Reproduce the entries word for word, and omit any picture you find in them.

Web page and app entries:
☆ ☆ ☆ ☆

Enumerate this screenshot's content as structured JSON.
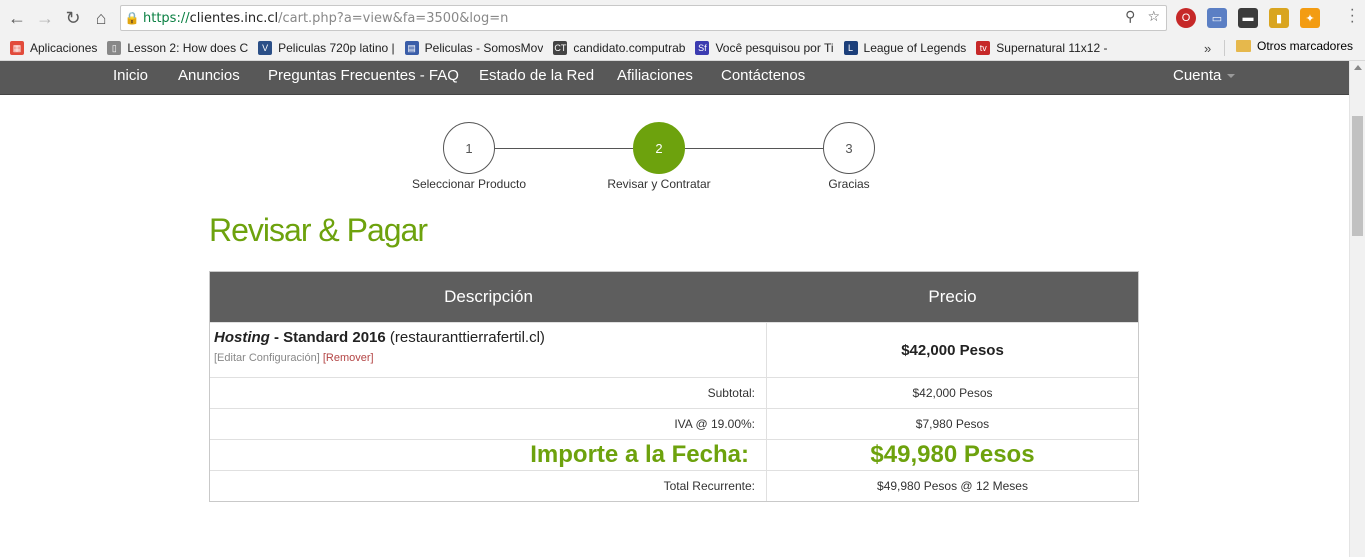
{
  "browser": {
    "url_https": "https://",
    "url_host": "clientes.inc.cl",
    "url_path": "/cart.php?a=view&fa=3500&log=n",
    "bookmarks": [
      {
        "label": "Aplicaciones",
        "icon": "apps-grid-icon",
        "color": "#e24b3b"
      },
      {
        "label": "Lesson 2: How does C",
        "icon": "page-icon",
        "color": "#888888"
      },
      {
        "label": "Peliculas 720p latino |",
        "icon": "v-logo-icon",
        "color": "#2b4f87"
      },
      {
        "label": "Peliculas - SomosMov",
        "icon": "film-icon",
        "color": "#3a5da8"
      },
      {
        "label": "candidato.computrab",
        "icon": "ct-logo-icon",
        "color": "#444444"
      },
      {
        "label": "Você pesquisou por Ti",
        "icon": "sf-logo-icon",
        "color": "#3b3bb0"
      },
      {
        "label": "League of Legends",
        "icon": "lol-logo-icon",
        "color": "#1c3f7a"
      },
      {
        "label": "Supernatural 11x12 -",
        "icon": "tv-logo-icon",
        "color": "#c62828"
      }
    ],
    "other_bookmarks": "Otros marcadores",
    "overflow_chevron": "»"
  },
  "nav": {
    "items": [
      "Inicio",
      "Anuncios",
      "Preguntas Frecuentes - FAQ",
      "Estado de la Red",
      "Afiliaciones",
      "Contáctenos"
    ],
    "account": "Cuenta"
  },
  "steps": [
    {
      "number": "1",
      "label": "Seleccionar Producto",
      "active": false
    },
    {
      "number": "2",
      "label": "Revisar y Contratar",
      "active": true
    },
    {
      "number": "3",
      "label": "Gracias",
      "active": false
    }
  ],
  "page_title": "Revisar & Pagar",
  "table": {
    "header_description": "Descripción",
    "header_price": "Precio",
    "item": {
      "category": "Hosting",
      "separator": " - ",
      "product": "Standard 2016",
      "domain": " (restauranttierrafertil.cl)",
      "edit_link": "[Editar Configuración]",
      "remove_link": "[Remover]",
      "price": "$42,000 Pesos"
    },
    "subtotal_label": "Subtotal:",
    "subtotal_value": "$42,000 Pesos",
    "tax_label": "IVA @ 19.00%:",
    "tax_value": "$7,980 Pesos",
    "total_label": "Importe a la Fecha:",
    "total_value": "$49,980 Pesos",
    "recurring_label": "Total Recurrente:",
    "recurring_value": "$49,980 Pesos @ 12 Meses"
  },
  "colors": {
    "accent": "#6da20d",
    "nav_bg": "#585858",
    "table_header_bg": "#5e5e5e",
    "remove_link": "#b34444"
  }
}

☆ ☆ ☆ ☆

Exercise result:
Enumerate this screenshot's content as structured JSON.
{
  "browser": {
    "url_https": "https://",
    "url_host": "clientes.inc.cl",
    "url_path": "/cart.php?a=view&fa=3500&log=n",
    "bookmarks": [
      {
        "label": "Aplicaciones",
        "icon": "apps-grid-icon",
        "color": "#e24b3b"
      },
      {
        "label": "Lesson 2: How does C",
        "icon": "page-icon",
        "color": "#888888"
      },
      {
        "label": "Peliculas 720p latino |",
        "icon": "v-logo-icon",
        "color": "#2b4f87"
      },
      {
        "label": "Peliculas - SomosMov",
        "icon": "film-icon",
        "color": "#3a5da8"
      },
      {
        "label": "candidato.computrab",
        "icon": "ct-logo-icon",
        "color": "#444444"
      },
      {
        "label": "Você pesquisou por Ti",
        "icon": "sf-logo-icon",
        "color": "#3b3bb0"
      },
      {
        "label": "League of Legends",
        "icon": "lol-logo-icon",
        "color": "#1c3f7a"
      },
      {
        "label": "Supernatural 11x12 -",
        "icon": "tv-logo-icon",
        "color": "#c62828"
      }
    ],
    "other_bookmarks": "Otros marcadores",
    "overflow_chevron": "»"
  },
  "nav": {
    "items": [
      "Inicio",
      "Anuncios",
      "Preguntas Frecuentes - FAQ",
      "Estado de la Red",
      "Afiliaciones",
      "Contáctenos"
    ],
    "account": "Cuenta"
  },
  "steps": [
    {
      "number": "1",
      "label": "Seleccionar Producto",
      "active": false
    },
    {
      "number": "2",
      "label": "Revisar y Contratar",
      "active": true
    },
    {
      "number": "3",
      "label": "Gracias",
      "active": false
    }
  ],
  "page_title": "Revisar & Pagar",
  "table": {
    "header_description": "Descripción",
    "header_price": "Precio",
    "item": {
      "category": "Hosting",
      "separator": " - ",
      "product": "Standard 2016",
      "domain": " (restauranttierrafertil.cl)",
      "edit_link": "[Editar Configuración]",
      "remove_link": "[Remover]",
      "price": "$42,000 Pesos"
    },
    "subtotal_label": "Subtotal:",
    "subtotal_value": "$42,000 Pesos",
    "tax_label": "IVA @ 19.00%:",
    "tax_value": "$7,980 Pesos",
    "total_label": "Importe a la Fecha:",
    "total_value": "$49,980 Pesos",
    "recurring_label": "Total Recurrente:",
    "recurring_value": "$49,980 Pesos @ 12 Meses"
  },
  "colors": {
    "accent": "#6da20d",
    "nav_bg": "#585858",
    "table_header_bg": "#5e5e5e",
    "remove_link": "#b34444"
  }
}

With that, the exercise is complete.